All working employees, as well as interviewees, have workplace rights. For prospective applicants, the employer cannot discriminate against a possible future employee for reasons like gender, race, age or religion. When they apply, unless the employer notifies them in advance, they cannot run a credit or background check either.
What is the difference between an illegal termination than just an unfair one?
Everyone can relate to an unexpected termination being harsh. However, there are occasions when it is actually illegal to be terminated. In “at will” states, employees can be terminated by an employer at any time. However, if the termination was due to
- Your race, gender, color, religion, country of origin, sexual orientation, age, disability, language, or marital status
- As retaliation for exercising your constitutional rights
- As retaliation for whistleblowing to a federal agency or the police
Then that may be an illegal termination.
Can I be restricted from seeing my personnel file?
No. You cannot be restricted from seeing your personnel files. Even if you have left the job, you have the right to inspect and get a copy of all the information your employer has about you, and your job performance. Your employer has only a limited amount of time after your request to view it. If you disagree with the contents of the file, you can also add your own documents to the file.
Can Money be deducted from my pay if I make a mistake?

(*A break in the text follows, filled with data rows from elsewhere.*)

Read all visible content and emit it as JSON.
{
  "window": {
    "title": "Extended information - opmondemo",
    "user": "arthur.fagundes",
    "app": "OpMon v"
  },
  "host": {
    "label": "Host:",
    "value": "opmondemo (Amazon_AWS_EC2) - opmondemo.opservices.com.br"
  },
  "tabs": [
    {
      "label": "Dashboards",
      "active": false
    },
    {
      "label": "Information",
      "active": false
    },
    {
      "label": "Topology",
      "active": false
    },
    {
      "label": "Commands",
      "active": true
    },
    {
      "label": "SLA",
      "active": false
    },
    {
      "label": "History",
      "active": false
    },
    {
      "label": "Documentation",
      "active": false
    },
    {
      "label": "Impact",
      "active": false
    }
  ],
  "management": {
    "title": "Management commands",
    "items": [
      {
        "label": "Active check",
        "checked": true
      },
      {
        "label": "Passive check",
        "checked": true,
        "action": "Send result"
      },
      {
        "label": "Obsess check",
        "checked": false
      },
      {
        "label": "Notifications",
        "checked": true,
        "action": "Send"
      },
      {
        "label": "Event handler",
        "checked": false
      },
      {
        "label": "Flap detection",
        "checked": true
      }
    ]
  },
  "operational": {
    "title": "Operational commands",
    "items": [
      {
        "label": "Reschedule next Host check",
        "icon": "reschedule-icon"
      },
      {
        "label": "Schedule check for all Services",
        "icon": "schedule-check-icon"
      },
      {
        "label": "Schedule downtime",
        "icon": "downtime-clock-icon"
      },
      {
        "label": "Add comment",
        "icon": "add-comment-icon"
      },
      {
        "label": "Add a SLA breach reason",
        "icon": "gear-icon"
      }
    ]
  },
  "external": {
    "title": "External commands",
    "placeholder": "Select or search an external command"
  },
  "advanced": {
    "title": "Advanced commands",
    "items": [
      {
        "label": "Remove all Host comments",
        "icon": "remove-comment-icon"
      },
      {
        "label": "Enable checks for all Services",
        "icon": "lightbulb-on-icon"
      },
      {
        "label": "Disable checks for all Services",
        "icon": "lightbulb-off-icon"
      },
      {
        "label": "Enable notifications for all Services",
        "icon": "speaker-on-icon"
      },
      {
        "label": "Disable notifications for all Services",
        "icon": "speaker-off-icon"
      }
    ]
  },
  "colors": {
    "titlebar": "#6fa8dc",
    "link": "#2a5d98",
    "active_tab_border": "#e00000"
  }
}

Absolutely Not. If you make an unintended mistake, show up short on the register, or there is some loss due to a simple mistake, and your employer tries to deduct money from your pay, then that is illegal. It is also illegal to charge the worker for tools that are required in the course of the job. However, if the employer can prove that the loss was due to willful dishonesty by the employee, then the employee may be liable for damages.
Can I refuse to do unsafe work?
Yes! According to the California labor code, you can refuse to do work that you feel is unsafe if it violates an OSHA standard or labor code provision, or if it is so hazardous that a normal person would think that they were in danger if they did the work. You should inform your immediate supervisor if this is the case, and offer the company a chance to make amends, in writing, and inform OSHA, if you think they did not.
These blogs are meant purely for educational purposes. They contain only general information about legal matters. They are not legal advice, and should not be treated as such. If you have any specific questions about any legal matter you should consult with an attorney.